== Segment start ==
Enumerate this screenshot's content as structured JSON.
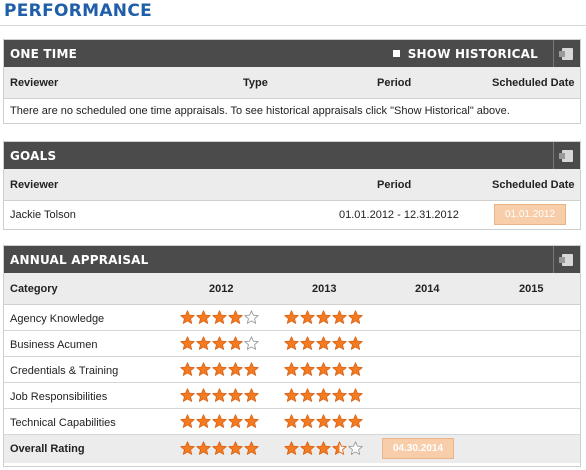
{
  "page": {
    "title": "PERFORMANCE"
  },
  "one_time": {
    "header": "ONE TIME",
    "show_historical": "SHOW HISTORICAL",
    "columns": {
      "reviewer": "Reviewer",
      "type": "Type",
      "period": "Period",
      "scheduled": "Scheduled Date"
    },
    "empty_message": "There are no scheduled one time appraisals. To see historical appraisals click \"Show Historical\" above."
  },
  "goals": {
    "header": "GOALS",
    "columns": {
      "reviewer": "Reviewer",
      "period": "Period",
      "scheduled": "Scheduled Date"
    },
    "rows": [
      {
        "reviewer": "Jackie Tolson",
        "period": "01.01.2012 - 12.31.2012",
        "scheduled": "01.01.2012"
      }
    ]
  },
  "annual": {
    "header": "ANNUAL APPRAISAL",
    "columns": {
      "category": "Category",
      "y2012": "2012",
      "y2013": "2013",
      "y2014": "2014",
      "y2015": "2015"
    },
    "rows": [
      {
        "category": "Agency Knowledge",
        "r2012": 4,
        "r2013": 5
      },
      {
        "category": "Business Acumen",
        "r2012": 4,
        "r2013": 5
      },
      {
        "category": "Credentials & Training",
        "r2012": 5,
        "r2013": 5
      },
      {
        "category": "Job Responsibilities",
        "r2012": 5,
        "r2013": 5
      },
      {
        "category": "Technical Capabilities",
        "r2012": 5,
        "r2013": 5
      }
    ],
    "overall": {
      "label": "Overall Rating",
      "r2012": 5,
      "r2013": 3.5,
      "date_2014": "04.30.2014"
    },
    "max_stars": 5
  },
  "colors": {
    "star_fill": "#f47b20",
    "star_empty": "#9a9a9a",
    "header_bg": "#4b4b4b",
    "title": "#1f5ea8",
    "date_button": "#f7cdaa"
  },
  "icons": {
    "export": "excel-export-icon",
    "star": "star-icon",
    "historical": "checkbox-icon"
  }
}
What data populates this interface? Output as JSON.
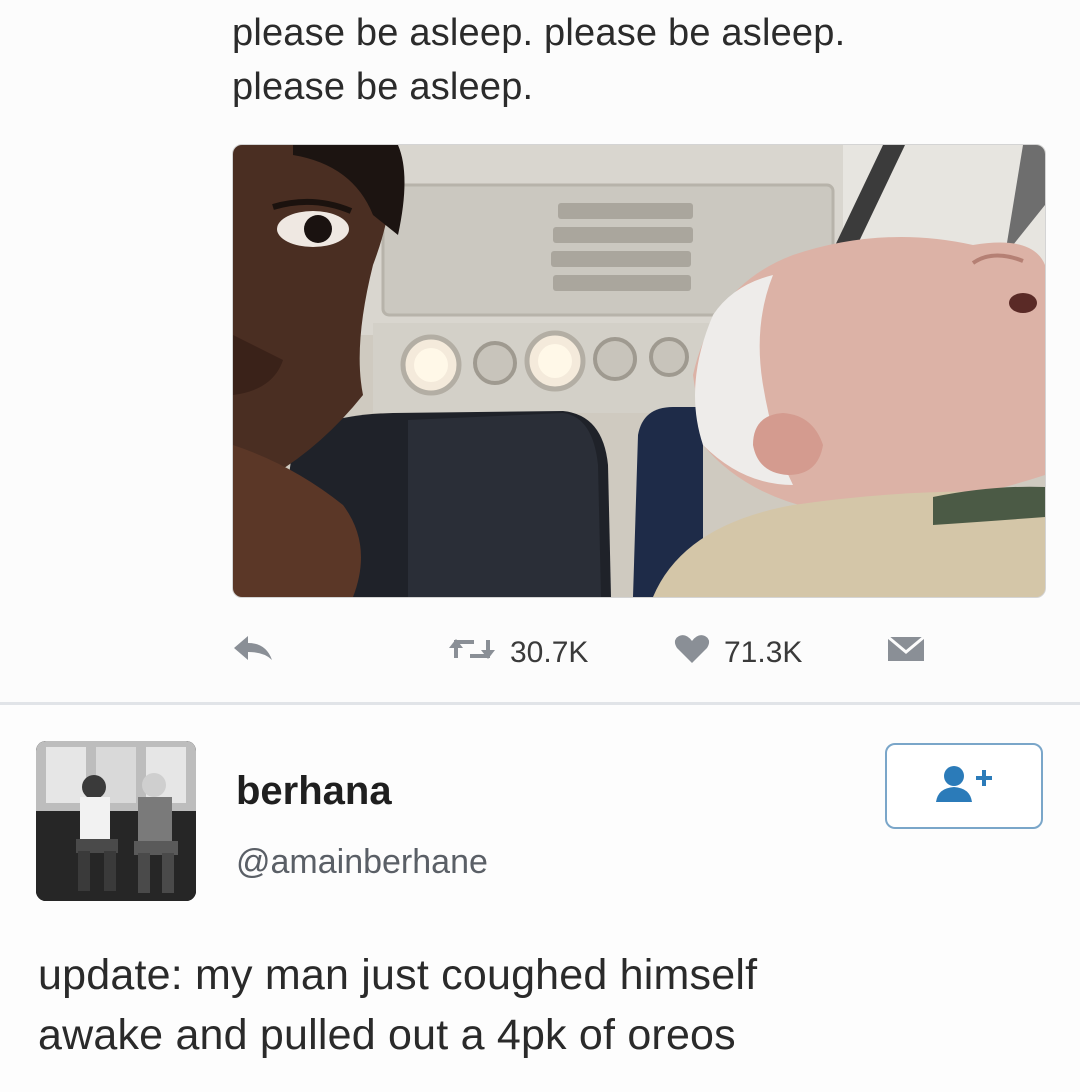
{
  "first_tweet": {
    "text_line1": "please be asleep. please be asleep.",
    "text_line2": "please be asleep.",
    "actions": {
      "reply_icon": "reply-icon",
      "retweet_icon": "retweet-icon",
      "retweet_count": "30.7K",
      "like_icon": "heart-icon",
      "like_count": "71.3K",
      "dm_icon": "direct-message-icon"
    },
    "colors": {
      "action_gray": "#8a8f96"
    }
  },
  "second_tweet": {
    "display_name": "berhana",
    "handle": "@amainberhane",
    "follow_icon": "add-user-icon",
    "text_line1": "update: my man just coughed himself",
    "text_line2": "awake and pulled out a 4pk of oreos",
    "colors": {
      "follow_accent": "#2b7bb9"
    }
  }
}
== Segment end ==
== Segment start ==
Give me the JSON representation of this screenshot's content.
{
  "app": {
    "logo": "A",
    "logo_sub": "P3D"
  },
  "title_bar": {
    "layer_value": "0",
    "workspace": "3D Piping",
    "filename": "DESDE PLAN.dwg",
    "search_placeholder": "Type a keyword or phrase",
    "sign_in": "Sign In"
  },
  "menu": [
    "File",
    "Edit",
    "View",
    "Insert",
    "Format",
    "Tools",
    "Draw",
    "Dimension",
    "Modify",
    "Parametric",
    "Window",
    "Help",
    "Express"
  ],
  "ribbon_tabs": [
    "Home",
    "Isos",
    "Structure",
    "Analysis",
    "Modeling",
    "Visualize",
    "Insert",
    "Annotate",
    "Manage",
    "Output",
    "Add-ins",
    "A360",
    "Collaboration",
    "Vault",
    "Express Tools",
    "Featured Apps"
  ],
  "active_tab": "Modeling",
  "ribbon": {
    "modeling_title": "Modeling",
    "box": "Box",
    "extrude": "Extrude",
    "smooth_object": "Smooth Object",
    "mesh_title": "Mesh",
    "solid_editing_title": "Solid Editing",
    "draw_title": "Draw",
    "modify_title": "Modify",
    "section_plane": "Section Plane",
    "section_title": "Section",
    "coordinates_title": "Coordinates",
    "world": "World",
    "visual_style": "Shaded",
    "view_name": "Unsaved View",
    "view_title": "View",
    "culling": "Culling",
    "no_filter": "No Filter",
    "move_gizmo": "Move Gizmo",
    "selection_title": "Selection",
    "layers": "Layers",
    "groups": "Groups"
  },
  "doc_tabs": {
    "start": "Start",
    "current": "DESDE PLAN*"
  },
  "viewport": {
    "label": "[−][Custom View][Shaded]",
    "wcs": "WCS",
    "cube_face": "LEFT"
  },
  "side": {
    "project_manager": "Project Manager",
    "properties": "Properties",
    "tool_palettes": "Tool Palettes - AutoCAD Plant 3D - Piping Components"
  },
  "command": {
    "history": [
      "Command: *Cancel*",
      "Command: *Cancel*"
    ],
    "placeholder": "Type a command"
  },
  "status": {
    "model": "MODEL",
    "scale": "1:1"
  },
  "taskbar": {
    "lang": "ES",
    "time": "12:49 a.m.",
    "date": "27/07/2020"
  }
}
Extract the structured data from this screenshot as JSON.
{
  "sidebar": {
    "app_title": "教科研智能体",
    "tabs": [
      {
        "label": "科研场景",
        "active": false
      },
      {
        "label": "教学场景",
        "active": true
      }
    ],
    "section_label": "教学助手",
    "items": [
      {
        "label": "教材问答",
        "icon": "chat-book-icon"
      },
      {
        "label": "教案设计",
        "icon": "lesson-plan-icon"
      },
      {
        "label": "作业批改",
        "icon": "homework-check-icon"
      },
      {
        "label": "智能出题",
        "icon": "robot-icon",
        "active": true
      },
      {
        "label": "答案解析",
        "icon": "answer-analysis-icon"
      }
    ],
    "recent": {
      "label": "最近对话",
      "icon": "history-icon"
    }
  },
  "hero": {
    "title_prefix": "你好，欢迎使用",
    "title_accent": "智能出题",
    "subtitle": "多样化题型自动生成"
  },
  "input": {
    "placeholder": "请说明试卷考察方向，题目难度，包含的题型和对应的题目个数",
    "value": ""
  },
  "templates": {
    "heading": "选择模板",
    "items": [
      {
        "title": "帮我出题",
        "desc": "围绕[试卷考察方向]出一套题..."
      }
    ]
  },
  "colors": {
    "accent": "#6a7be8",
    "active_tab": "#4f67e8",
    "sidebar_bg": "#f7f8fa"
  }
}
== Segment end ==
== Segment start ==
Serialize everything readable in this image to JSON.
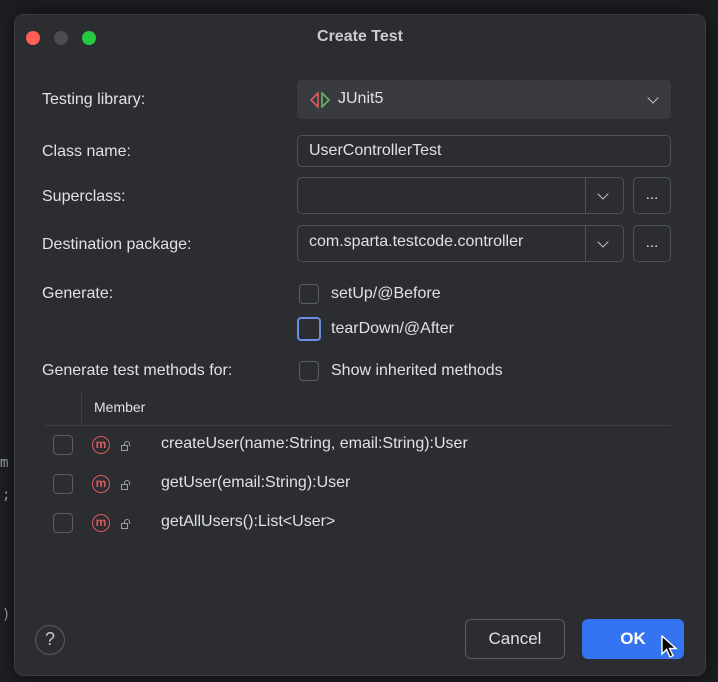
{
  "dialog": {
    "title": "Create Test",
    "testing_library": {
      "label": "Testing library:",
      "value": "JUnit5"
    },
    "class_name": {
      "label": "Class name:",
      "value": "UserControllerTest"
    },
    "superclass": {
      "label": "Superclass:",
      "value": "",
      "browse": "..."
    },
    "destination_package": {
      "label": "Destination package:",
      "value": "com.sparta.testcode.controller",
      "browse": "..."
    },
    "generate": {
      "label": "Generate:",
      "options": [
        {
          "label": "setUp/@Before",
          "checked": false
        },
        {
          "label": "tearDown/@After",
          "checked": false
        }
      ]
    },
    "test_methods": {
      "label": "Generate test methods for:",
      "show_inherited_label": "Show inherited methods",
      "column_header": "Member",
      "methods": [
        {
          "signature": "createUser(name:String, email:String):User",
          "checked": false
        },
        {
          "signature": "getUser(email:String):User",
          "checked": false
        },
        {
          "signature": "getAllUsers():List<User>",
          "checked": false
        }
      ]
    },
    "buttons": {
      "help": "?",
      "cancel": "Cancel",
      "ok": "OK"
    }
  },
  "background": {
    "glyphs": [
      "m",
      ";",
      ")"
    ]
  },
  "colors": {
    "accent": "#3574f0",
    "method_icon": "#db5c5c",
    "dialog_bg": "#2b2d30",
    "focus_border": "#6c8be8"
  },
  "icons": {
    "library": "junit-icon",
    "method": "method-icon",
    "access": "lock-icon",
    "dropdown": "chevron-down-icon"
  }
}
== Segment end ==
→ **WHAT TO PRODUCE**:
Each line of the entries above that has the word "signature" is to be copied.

→ **REPLY**:
          "signature": "createUser(name:String, email:String):User",
          "signature": "getUser(email:String):User",
          "signature": "getAllUsers():List<User>",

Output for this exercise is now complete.